→ Exercise:
No pictures, nothing altered: return the data below.

Website and app data records
○ ○ ○ ○
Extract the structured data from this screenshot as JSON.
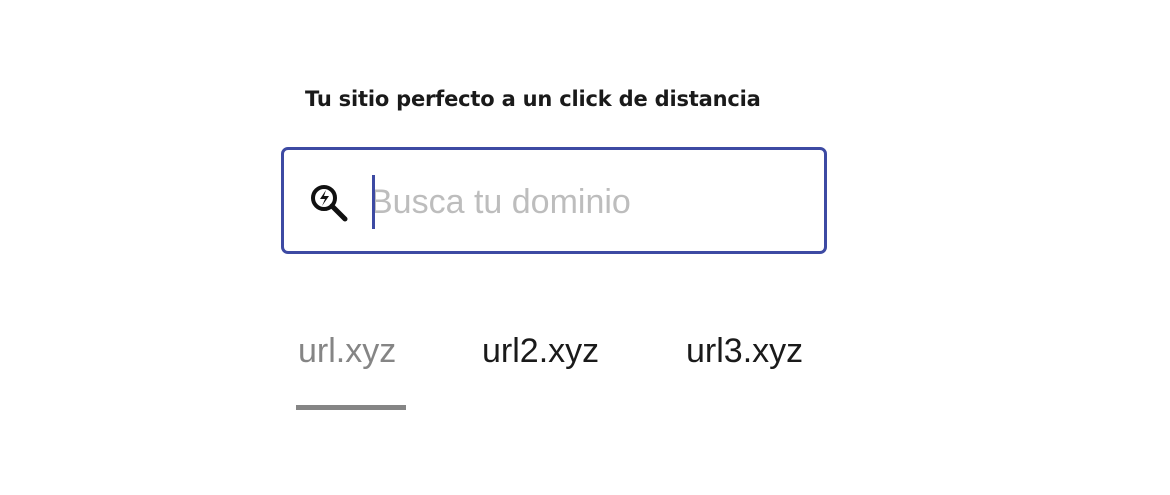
{
  "headline": "Tu sitio perfecto a un click de distancia",
  "search": {
    "placeholder": "Busca tu dominio",
    "value": "",
    "icon": "search-magnifier-icon"
  },
  "tabs": [
    {
      "label": "url.xyz",
      "active": true
    },
    {
      "label": "url2.xyz",
      "active": false
    },
    {
      "label": "url3.xyz",
      "active": false
    }
  ],
  "colors": {
    "accent": "#3d4aa3",
    "active_tab": "#858585",
    "inactive_tab": "#1a1a1a",
    "placeholder": "#bdbdbd"
  }
}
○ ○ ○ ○
→ Answer to this exercise:
Extract the structured data from this screenshot as JSON.
{
  "headline": "Tu sitio perfecto a un click de distancia",
  "search": {
    "placeholder": "Busca tu dominio",
    "value": "",
    "icon": "search-magnifier-icon"
  },
  "tabs": [
    {
      "label": "url.xyz",
      "active": true
    },
    {
      "label": "url2.xyz",
      "active": false
    },
    {
      "label": "url3.xyz",
      "active": false
    }
  ],
  "colors": {
    "accent": "#3d4aa3",
    "active_tab": "#858585",
    "inactive_tab": "#1a1a1a",
    "placeholder": "#bdbdbd"
  }
}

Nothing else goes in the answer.